Eudaemonia vs. Hedonia

March 1, 2017

This is another in a series of blogs based on Victor Strecher’s Book, “Life on Purpose.”  The Japanese have a word for “Life on Purpose” and that is ikigai, which is used in these posts because it has an earlier appearance in this blog and is shorter.  It is important to realize that there are two kinds of happiness that need to be understood to achieve effective ikigai.

The ancient Greeks thought that every person had an inner daimon and that we should find and live in harmony with it.  Aristotle used the word eudaemonia  to describe the connection with the true self. This concept of a true self that transcends one’s ego-focused desires is found in many Western and Eastern religions as well as in more modern psychological approaches.  Abraham Maslow eventually felt required to add self-transcendence above self-actualization, esteem, love/belonging, safety, physiological in his hierarchy of needs.

Aristotle asserted that the happiness attained by the self-transcending state of eudaemonia may be contrasted with self-enhancing “hedonia,”  which concerns hedonism, the pursuit of pleasure  derived from gratifying short-term desires.  Aristotle understood that we all seek hedonic pleasure, but he warned against the excess of it, stating, “The many, the most vulgar, would seem to conceive the good and happiness as pleasure…Here they appear completely slavish, since the life they decide is a life for grazing animals.”

The American philosopher David Norton asserted that “most of us today have no sense of an oracle within…Turning our backs to the void, we become infinitely distractible by outward things, prizing those that ”demand our attention,  We secretly treasure the atmosphere of world crises, for the mental ambulance-chasing it affords.  Meanwhile we armor ourselves with mirrors to deflect the inquiring eyes of others.”  David Norton passed away in 1995 before smart-phones.  Today, Norton’s sentiments need to be increased by several orders of magnitude.

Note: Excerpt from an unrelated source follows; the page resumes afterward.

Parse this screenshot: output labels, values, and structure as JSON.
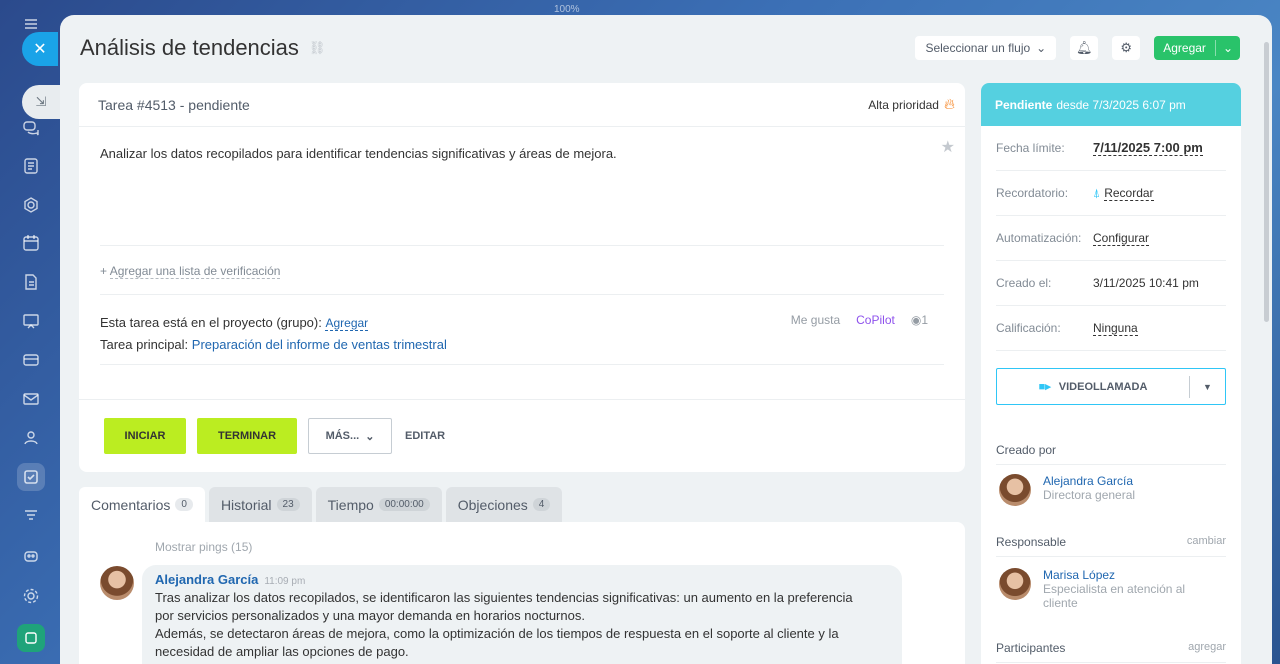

Dr. Strecher says that if Aristotle were alive today, he might counsel, “Listen to your heart and don’t act like Charlie Sheen.”  HM believes that Aristotle would choose Donald Trump over Charlie Sheen.  Trump has taken narcissism to new levels.  Here is the definition of  the Narcissistic Personality Disorder (NPD) “a long-term pattern of abnormal behavior characterized by exaggerated feelings of self-importance, an excessive need for admiration, and a lack of understanding of others’ feelings.[4][5] People affected by it often spend a lot of time thinking about achieving power or success, or about their appearance. They often take advantage of the people around them. The behavior typically begins by early adulthood, and occurs across a variety of situations.”

HM also finds it amusing to think of Trump as a “grazing animal.”

But there are many people who are eudaemonic.  Pope Francis is one who quickly comes to mind.

© Douglas Griffith and healthymemory.wordpress.com, 2017. Unauthorized use and/or duplication of this material without express and written permission from this blog’s author and/or owner is strictly prohibited. Excerpts and links may be used, provided that full and clear credit is given to Douglas Griffith and healthymemory.wordpress.com with appropriate and specific direction to the original content.